Adding too little water won’t work; the flour must be sufficiently hydrated to activate the proteins that form gluten. Too much water also causes problems, resulting in more of a batter than a dough, in which a gluten network will form but never produce a cohesive mass.
What happens when gluten gets wet?
Gluten is a tough, rubbery and elastic substance, which has the capacity to stretch and rise due to the action of baking powder or yeast. When flour is mixed with water, the gluten swells to form a continuous network of fine strands.
Why is gluten insoluble in water?
Glutenins contain intermolecular–disulfide interactions. A complex solvent system containing alcohol and disulfide reducing components with the base or acid conditions are used to dissolve the gluten proteins because these are insoluble in water (Henriette, 2012).
What inhibits gluten formation?
Solid fats, oils, and egg yolks coat gluten proteins and prevent them from forming long, strong strands. Ever wondered why shortening is called shortening? Because it shortens gluten. Fat can also make flour water-resistant.
How does water affect dough?
Water is an ingredient of considerable importance in bread dough. … Water serves as a solvent and dispersing agent (for salt, sugar, and yeast). Water is necessary for yeast fermentation and reproduction; softer doughs will ferment more quickly than dry doughs. Water is responsible for the consistency of bread dough.
What happens if you add too much gluten to bread?
The gluten is formed during kneading of the bread dough. Kneading causes the gluten strands to get stronger and longer. However, if too much gluten is formed then the bread dough does not stretch so easily. This will cause the bread to become tough and chewy.
How do you know if gluten is developed?
The Windowpane Test – Pull off a golf-ball-sized piece of dough and stretch it into a thin sheet between your fingers (as pictured above). If the gluten is well-developed, the dough will stretch into a paper-thin film without breaking. If quickly breaks…you guessed it, keep kneading.
Is washed gluten 100% protein and water?
The average analysis of wet gluten is 67% water and 33% solids. If the dry crude gluten is analyzed, it will be found to contain an average of 75% protein. The other 25% is made up of crude fiber, ash, starch, fat, and other minor constituents.
What can dissolve flour?
Dissolve the flour by stirring it together with a bit of cool water in a small bowl or cup. Use a fork and stir quickly until you have a very thin slurry the texture of cream. The rule of thumb for figuring quantities is to use about 2 tablespoons of flour to thicken each cup of liquid.
Does butter stop gluten formation?
The short answer to your question is yes: Fat really does interfere with the development of gluten by coating the proteins in flour that are responsible for forming gluten.
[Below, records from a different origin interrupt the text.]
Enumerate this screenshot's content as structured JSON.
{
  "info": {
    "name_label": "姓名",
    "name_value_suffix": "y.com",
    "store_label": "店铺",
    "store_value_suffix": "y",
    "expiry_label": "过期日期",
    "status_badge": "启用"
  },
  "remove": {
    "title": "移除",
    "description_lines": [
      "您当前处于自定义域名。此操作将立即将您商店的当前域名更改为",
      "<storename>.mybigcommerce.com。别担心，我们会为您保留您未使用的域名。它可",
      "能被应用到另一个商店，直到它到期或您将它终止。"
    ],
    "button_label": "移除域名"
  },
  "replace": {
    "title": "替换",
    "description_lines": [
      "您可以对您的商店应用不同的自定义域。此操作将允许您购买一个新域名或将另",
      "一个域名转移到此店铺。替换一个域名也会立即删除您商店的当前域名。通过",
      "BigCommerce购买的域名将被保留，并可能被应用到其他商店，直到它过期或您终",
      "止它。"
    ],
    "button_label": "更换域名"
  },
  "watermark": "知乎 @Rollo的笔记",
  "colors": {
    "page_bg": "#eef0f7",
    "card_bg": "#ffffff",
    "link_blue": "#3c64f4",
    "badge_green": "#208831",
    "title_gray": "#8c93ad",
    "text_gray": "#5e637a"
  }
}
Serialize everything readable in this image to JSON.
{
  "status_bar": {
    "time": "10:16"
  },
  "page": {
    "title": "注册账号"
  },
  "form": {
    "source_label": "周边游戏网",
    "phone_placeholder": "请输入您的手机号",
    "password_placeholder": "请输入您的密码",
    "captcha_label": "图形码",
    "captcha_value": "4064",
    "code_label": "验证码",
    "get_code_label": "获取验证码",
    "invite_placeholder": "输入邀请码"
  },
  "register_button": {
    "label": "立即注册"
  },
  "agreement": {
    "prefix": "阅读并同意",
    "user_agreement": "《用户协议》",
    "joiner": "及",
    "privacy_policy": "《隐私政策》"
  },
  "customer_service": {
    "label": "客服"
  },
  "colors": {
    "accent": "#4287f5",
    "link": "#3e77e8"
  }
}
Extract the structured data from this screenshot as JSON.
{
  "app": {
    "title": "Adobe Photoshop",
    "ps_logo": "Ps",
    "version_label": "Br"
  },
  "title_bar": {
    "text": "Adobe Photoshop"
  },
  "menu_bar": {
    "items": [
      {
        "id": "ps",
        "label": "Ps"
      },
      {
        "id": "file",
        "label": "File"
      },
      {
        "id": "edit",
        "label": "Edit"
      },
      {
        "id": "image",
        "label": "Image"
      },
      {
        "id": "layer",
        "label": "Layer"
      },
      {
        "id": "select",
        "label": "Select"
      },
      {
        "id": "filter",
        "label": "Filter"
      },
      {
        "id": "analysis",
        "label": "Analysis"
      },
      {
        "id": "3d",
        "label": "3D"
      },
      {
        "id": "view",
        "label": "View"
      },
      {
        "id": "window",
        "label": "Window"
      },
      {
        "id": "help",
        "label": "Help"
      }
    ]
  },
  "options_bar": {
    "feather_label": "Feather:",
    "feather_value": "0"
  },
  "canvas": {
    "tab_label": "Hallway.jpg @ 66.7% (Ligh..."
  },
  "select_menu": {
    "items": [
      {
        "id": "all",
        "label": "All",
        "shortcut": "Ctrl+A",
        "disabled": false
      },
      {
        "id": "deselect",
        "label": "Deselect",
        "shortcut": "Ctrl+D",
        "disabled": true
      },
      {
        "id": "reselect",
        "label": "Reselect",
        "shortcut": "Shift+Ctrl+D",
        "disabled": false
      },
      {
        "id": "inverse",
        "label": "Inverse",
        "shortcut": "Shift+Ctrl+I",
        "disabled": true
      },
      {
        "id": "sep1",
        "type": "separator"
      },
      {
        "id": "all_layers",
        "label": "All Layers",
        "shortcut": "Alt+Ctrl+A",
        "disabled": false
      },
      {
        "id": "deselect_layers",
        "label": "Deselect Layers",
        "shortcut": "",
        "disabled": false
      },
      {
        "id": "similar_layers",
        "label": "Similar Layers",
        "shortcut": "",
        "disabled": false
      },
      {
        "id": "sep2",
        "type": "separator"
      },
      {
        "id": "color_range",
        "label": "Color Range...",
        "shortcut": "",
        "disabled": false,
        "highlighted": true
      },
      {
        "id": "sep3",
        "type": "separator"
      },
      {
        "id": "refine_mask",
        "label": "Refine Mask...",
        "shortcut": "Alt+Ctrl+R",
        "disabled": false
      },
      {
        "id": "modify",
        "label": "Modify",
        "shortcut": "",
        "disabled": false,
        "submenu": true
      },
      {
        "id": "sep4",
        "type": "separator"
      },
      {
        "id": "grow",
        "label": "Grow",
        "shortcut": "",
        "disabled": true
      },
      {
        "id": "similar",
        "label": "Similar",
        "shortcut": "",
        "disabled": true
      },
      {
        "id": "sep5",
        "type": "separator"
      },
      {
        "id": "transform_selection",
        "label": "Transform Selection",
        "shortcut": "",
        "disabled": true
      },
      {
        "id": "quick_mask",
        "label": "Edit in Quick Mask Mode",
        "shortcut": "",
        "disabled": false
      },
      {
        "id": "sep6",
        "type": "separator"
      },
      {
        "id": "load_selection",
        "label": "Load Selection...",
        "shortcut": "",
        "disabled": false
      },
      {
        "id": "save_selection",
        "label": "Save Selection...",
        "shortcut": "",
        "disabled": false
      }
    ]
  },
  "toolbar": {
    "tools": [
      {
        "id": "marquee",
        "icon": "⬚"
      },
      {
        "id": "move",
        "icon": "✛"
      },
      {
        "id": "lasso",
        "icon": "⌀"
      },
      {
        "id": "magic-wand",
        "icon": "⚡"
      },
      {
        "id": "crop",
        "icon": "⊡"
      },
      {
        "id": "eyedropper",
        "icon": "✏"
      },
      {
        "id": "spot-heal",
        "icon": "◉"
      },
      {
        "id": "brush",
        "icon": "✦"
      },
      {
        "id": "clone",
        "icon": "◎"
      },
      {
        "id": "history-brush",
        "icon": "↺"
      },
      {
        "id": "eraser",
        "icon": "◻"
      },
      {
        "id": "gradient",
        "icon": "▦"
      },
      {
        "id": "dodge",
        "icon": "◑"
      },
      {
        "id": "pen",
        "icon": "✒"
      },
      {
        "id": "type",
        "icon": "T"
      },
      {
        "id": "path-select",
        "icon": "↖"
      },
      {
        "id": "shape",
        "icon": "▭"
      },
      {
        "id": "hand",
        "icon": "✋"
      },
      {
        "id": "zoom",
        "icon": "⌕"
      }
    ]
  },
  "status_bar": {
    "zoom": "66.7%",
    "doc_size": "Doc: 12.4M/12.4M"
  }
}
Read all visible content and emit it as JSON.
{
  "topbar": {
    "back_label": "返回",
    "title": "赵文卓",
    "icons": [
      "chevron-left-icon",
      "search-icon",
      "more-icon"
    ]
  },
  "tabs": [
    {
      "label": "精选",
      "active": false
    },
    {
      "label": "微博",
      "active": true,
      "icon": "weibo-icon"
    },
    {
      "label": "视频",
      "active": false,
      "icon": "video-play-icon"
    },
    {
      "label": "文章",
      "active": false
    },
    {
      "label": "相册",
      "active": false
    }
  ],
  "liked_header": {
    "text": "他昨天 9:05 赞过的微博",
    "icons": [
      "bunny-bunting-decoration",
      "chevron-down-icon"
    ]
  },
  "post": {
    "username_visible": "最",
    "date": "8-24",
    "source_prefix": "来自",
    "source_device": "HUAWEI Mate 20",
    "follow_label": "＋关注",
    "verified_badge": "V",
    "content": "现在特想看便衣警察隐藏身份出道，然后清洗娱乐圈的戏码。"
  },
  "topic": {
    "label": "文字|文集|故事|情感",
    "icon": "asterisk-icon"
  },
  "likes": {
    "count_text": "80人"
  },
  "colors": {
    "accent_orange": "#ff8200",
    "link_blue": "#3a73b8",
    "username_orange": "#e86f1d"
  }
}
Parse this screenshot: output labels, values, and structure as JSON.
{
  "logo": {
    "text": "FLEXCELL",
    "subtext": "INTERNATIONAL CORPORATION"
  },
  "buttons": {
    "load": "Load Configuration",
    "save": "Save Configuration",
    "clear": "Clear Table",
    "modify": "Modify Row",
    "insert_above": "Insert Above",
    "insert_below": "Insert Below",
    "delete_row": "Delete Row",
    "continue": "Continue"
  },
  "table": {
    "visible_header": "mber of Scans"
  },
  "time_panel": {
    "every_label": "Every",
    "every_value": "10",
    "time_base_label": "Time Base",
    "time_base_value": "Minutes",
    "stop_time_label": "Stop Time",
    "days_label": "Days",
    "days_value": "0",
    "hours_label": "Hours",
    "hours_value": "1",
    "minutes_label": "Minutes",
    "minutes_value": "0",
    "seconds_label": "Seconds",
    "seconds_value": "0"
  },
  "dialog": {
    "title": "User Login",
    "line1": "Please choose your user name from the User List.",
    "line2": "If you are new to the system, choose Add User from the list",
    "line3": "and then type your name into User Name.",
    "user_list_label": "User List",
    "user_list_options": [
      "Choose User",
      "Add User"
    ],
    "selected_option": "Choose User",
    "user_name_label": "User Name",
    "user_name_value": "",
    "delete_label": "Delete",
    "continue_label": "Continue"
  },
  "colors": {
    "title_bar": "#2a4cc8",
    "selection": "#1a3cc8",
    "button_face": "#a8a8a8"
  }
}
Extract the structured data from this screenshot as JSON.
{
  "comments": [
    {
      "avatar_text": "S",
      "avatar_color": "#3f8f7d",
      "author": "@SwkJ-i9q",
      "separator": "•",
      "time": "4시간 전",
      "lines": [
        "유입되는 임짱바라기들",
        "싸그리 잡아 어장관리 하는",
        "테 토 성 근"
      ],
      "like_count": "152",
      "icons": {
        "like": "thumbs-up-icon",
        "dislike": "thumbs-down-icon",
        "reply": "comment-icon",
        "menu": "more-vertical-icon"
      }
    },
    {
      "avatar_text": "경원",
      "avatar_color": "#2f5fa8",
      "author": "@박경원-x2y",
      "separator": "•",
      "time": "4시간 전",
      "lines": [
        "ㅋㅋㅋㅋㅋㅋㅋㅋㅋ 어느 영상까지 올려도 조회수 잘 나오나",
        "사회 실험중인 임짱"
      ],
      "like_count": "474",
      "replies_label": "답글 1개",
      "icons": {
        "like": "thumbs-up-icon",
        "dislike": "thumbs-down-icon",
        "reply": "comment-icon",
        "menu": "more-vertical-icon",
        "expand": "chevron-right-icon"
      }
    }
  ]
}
Strong doughs usually contain very little or no fat. … Other brioche recipes add softened butter directly to the flour before the dough is formed.
Does fermentation destroy gluten?
According to  the natural sourdough starter contains Lactobacillus, lactic acid bacteria that develop when flour and water are mixed together which then go through a fermentation process. Lactic acid along with acetic acid will destroy gluten, and make gluten easy to digest.
How does salt strengthen gluten?
Salt strengthens, tightens and compacts the gluten protein network, making it more resistant to pressure exerted by the build up of gaseous carbon dioxide.